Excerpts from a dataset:
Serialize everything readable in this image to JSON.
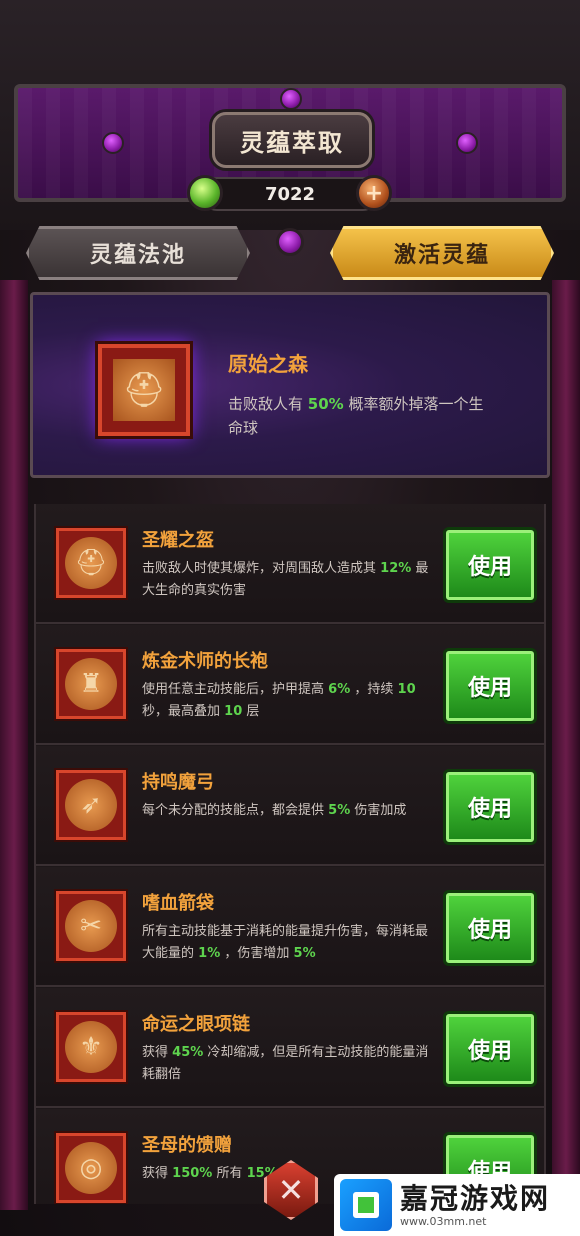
{
  "header": {
    "title": "灵蕴萃取",
    "currency_value": "7022",
    "plus_symbol": "+"
  },
  "tabs": [
    {
      "label": "灵蕴法池",
      "active": false
    },
    {
      "label": "激活灵蕴",
      "active": true
    }
  ],
  "featured": {
    "name": "原始之森",
    "desc_before": "击败敌人有",
    "highlight": "50%",
    "desc_after": "概率额外掉落一个生命球",
    "icon": "helmet-icon"
  },
  "items": [
    {
      "name": "圣耀之盔",
      "icon": "helmet-icon",
      "desc_a": "击败敌人时使其爆炸，对周围敌人造成其",
      "hl1": "12%",
      "desc_b": "最大生命的真实伤害",
      "hl2": "",
      "desc_c": "",
      "hl3": "",
      "desc_d": "",
      "button": "使用"
    },
    {
      "name": "炼金术师的长袍",
      "icon": "robe-icon",
      "desc_a": "使用任意主动技能后，护甲提高",
      "hl1": "6%",
      "desc_b": "，持续",
      "hl2": "10",
      "desc_c": "秒，最高叠加",
      "hl3": "10",
      "desc_d": "层",
      "button": "使用"
    },
    {
      "name": "持鸣魔弓",
      "icon": "bow-icon",
      "desc_a": "每个未分配的技能点，都会提供",
      "hl1": "5%",
      "desc_b": "伤害加成",
      "hl2": "",
      "desc_c": "",
      "hl3": "",
      "desc_d": "",
      "button": "使用"
    },
    {
      "name": "嗜血箭袋",
      "icon": "quiver-icon",
      "desc_a": "所有主动技能基于消耗的能量提升伤害，每消耗最大能量的",
      "hl1": "1%",
      "desc_b": "，伤害增加",
      "hl2": "5%",
      "desc_c": "",
      "hl3": "",
      "desc_d": "",
      "button": "使用"
    },
    {
      "name": "命运之眼项链",
      "icon": "amulet-icon",
      "desc_a": "获得",
      "hl1": "45%",
      "desc_b": "冷却缩减，但是所有主动技能的能量消耗翻倍",
      "hl2": "",
      "desc_c": "",
      "hl3": "",
      "desc_d": "",
      "button": "使用"
    },
    {
      "name": "圣母的馈赠",
      "icon": "ring-icon",
      "desc_a": "获得",
      "hl1": "150%",
      "desc_b": "所有",
      "hl2": "15%",
      "desc_c": "",
      "hl3": "",
      "desc_d": "",
      "button": "使用"
    }
  ],
  "bottom_button": "✕",
  "watermark": {
    "title": "嘉冠游戏网",
    "url": "www.03mm.net"
  }
}
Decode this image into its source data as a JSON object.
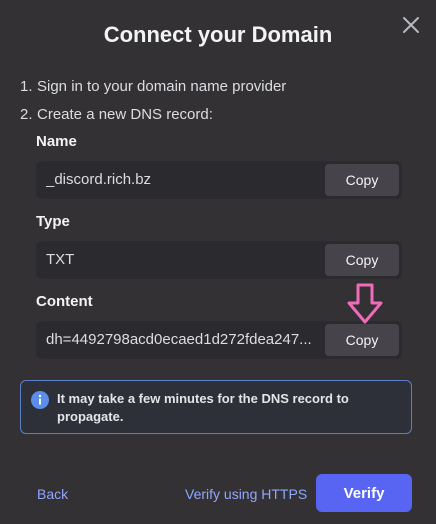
{
  "dialog": {
    "title": "Connect your Domain",
    "close_icon": "close-icon"
  },
  "steps": [
    {
      "num": "1.",
      "text": "Sign in to your domain name provider"
    },
    {
      "num": "2.",
      "text": "Create a new DNS record:"
    }
  ],
  "fields": {
    "name": {
      "label": "Name",
      "value": "_discord.rich.bz",
      "copy_label": "Copy"
    },
    "type": {
      "label": "Type",
      "value": "TXT",
      "copy_label": "Copy"
    },
    "content": {
      "label": "Content",
      "value": "dh=4492798acd0ecaed1d272fdea247...",
      "copy_label": "Copy"
    }
  },
  "annotation": {
    "icon": "pink-down-arrow-icon",
    "color": "#f06bb8"
  },
  "notice": {
    "icon": "info-icon",
    "text": "It may take a few minutes for the DNS record to propagate."
  },
  "footer": {
    "back_label": "Back",
    "verify_https_label": "Verify using HTTPS",
    "verify_label": "Verify"
  },
  "colors": {
    "background": "#343135",
    "accent": "#5865f2",
    "link": "#8fa7ff"
  }
}
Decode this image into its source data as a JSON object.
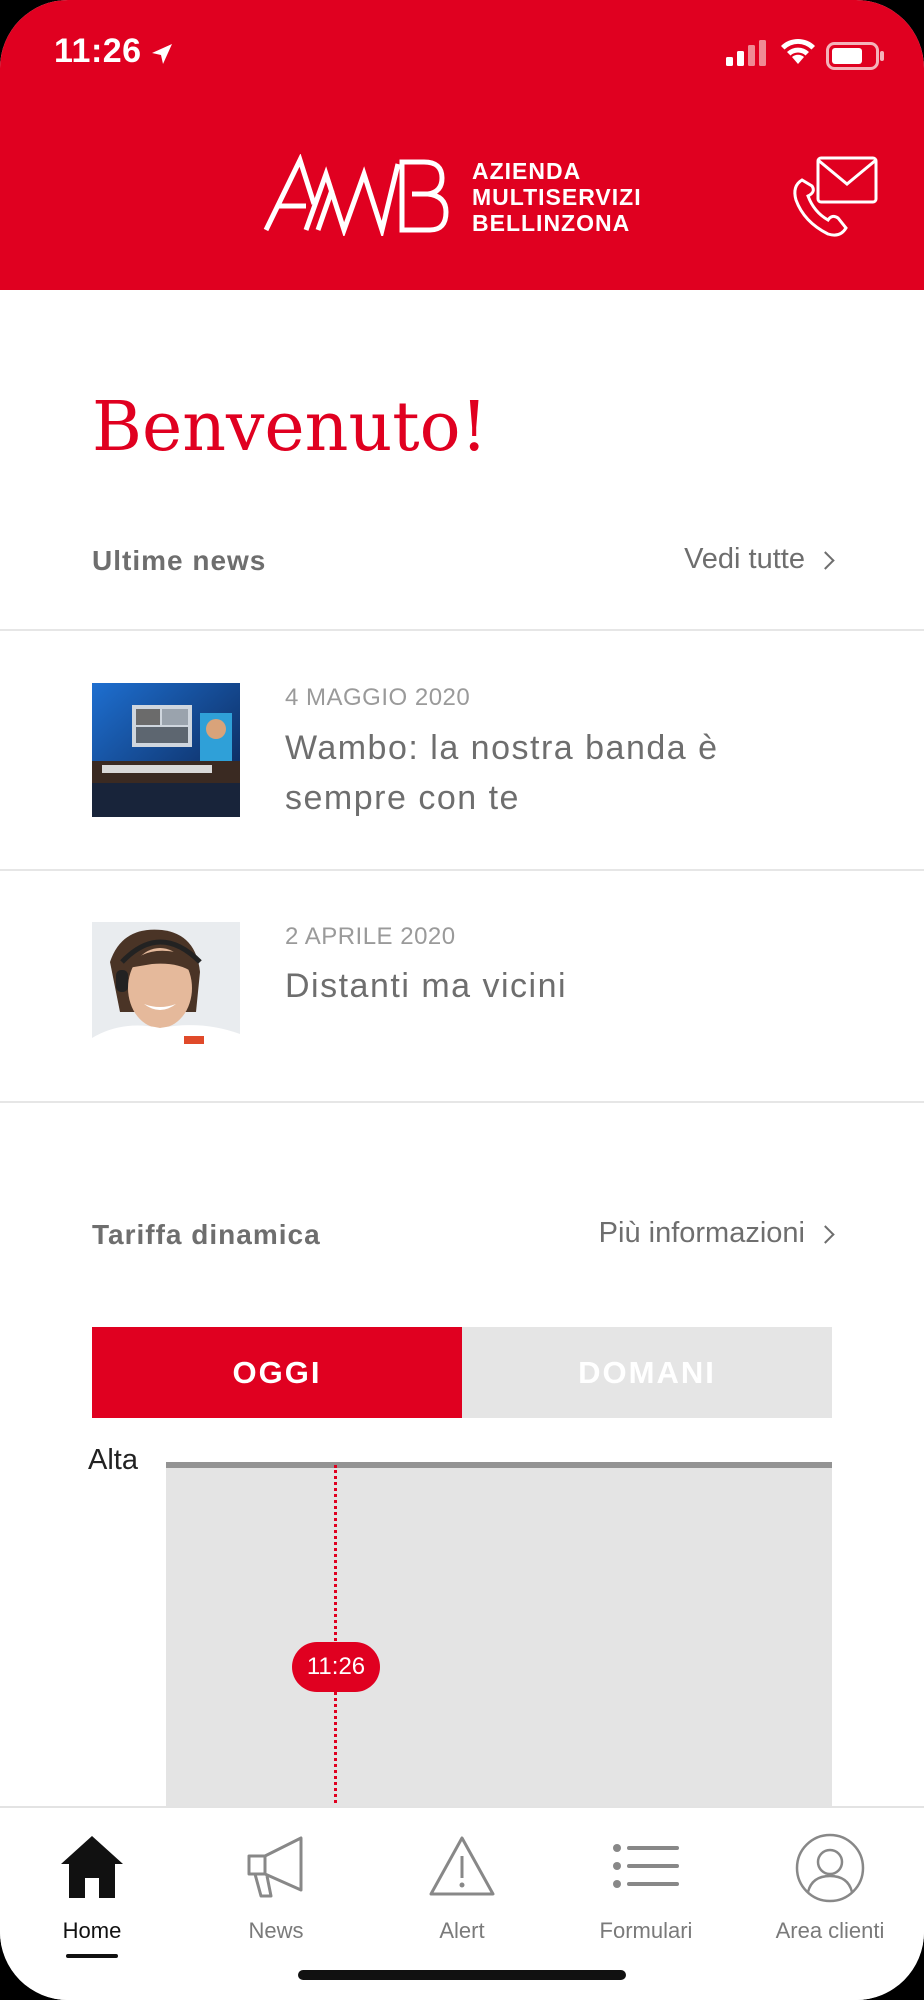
{
  "status_bar": {
    "time": "11:26",
    "icons": [
      "location-arrow-icon",
      "signal-icon",
      "wifi-icon",
      "battery-icon"
    ]
  },
  "header": {
    "logo_mark": "AMB",
    "logo_lines": [
      "AZIENDA",
      "MULTISERVIZI",
      "BELLINZONA"
    ],
    "contact_icon": "phone-mail-icon",
    "background_color": "#e00020"
  },
  "main": {
    "welcome_title": "Benvenuto!",
    "news_section": {
      "title": "Ultime news",
      "link_label": "Vedi tutte",
      "items": [
        {
          "date": "4 MAGGIO 2020",
          "title": "Wambo: la nostra banda è sempre con te"
        },
        {
          "date": "2 APRILE 2020",
          "title": "Distanti ma vicini"
        }
      ]
    },
    "tariff_section": {
      "title": "Tariffa dinamica",
      "link_label": "Più informazioni",
      "tabs": [
        {
          "label": "OGGI",
          "active": true
        },
        {
          "label": "DOMANI",
          "active": false
        }
      ],
      "chart": {
        "y_label": "Alta",
        "current_time": "11:26"
      }
    }
  },
  "tabbar": {
    "items": [
      {
        "label": "Home",
        "icon": "home-icon",
        "active": true
      },
      {
        "label": "News",
        "icon": "megaphone-icon",
        "active": false
      },
      {
        "label": "Alert",
        "icon": "warning-icon",
        "active": false
      },
      {
        "label": "Formulari",
        "icon": "list-icon",
        "active": false
      },
      {
        "label": "Area clienti",
        "icon": "user-icon",
        "active": false
      }
    ]
  },
  "colors": {
    "brand_red": "#e00020",
    "text_gray": "#6e6e6e",
    "date_gray": "#9a9a9a"
  }
}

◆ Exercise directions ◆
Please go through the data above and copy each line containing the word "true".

◆ Written reply ◆
      "active": true
          "active": true
        "active": true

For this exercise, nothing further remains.